§ Records to use
_ _ _ _ _ _ _

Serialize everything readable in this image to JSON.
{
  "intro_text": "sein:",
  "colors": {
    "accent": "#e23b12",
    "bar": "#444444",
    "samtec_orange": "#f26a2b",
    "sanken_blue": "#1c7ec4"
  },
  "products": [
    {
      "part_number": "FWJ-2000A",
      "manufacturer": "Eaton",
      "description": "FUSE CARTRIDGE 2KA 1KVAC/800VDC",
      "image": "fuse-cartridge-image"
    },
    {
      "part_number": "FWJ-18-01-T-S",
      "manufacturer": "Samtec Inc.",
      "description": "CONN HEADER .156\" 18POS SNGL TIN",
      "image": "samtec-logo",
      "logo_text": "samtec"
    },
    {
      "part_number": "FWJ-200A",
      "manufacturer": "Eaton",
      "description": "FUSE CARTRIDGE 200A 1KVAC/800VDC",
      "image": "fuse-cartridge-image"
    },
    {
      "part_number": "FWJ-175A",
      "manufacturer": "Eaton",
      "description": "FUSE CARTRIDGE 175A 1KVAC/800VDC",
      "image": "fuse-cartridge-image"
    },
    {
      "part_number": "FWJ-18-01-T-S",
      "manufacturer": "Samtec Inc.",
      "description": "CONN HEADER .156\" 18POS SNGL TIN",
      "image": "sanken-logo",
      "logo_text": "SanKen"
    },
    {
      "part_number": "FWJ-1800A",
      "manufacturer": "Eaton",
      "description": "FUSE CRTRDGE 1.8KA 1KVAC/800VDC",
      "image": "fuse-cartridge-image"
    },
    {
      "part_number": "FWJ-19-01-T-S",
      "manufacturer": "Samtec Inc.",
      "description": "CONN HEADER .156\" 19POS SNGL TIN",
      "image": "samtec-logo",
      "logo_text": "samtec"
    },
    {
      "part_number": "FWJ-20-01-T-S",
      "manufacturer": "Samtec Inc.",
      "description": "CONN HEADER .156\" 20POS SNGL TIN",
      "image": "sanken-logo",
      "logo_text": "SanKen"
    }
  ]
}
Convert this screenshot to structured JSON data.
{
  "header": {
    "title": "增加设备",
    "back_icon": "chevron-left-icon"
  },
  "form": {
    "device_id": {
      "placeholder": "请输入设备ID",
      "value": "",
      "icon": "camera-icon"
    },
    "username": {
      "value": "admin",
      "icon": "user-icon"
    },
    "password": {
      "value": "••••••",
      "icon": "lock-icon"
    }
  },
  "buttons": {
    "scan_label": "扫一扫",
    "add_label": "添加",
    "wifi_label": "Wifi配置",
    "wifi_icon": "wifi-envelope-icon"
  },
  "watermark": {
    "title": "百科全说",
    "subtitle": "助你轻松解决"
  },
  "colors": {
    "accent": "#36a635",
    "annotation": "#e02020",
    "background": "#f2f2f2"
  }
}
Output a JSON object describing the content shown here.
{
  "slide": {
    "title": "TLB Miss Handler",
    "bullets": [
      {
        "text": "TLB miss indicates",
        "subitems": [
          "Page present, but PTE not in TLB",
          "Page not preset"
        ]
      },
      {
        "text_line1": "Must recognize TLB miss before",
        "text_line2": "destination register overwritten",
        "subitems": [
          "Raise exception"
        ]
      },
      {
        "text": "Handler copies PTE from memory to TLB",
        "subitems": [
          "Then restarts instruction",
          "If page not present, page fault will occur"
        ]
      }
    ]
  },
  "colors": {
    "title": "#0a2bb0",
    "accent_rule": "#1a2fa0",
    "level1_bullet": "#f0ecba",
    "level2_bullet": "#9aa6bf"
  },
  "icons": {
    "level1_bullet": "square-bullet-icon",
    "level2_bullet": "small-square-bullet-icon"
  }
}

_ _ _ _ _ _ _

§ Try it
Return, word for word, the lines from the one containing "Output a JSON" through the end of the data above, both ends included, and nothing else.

§ Output below
Output a JSON object describing the content shown here.
{
  "slide": {
    "title": "TLB Miss Handler",
    "bullets": [
      {
        "text": "TLB miss indicates",
        "subitems": [
          "Page present, but PTE not in TLB",
          "Page not preset"
        ]
      },
      {
        "text_line1": "Must recognize TLB miss before",
        "text_line2": "destination register overwritten",
        "subitems": [
          "Raise exception"
        ]
      },
      {
        "text": "Handler copies PTE from memory to TLB",
        "subitems": [
          "Then restarts instruction",
          "If page not present, page fault will occur"
        ]
      }
    ]
  },
  "colors": {
    "title": "#0a2bb0",
    "accent_rule": "#1a2fa0",
    "level1_bullet": "#f0ecba",
    "level2_bullet": "#9aa6bf"
  },
  "icons": {
    "level1_bullet": "square-bullet-icon",
    "level2_bullet": "small-square-bullet-icon"
  }
}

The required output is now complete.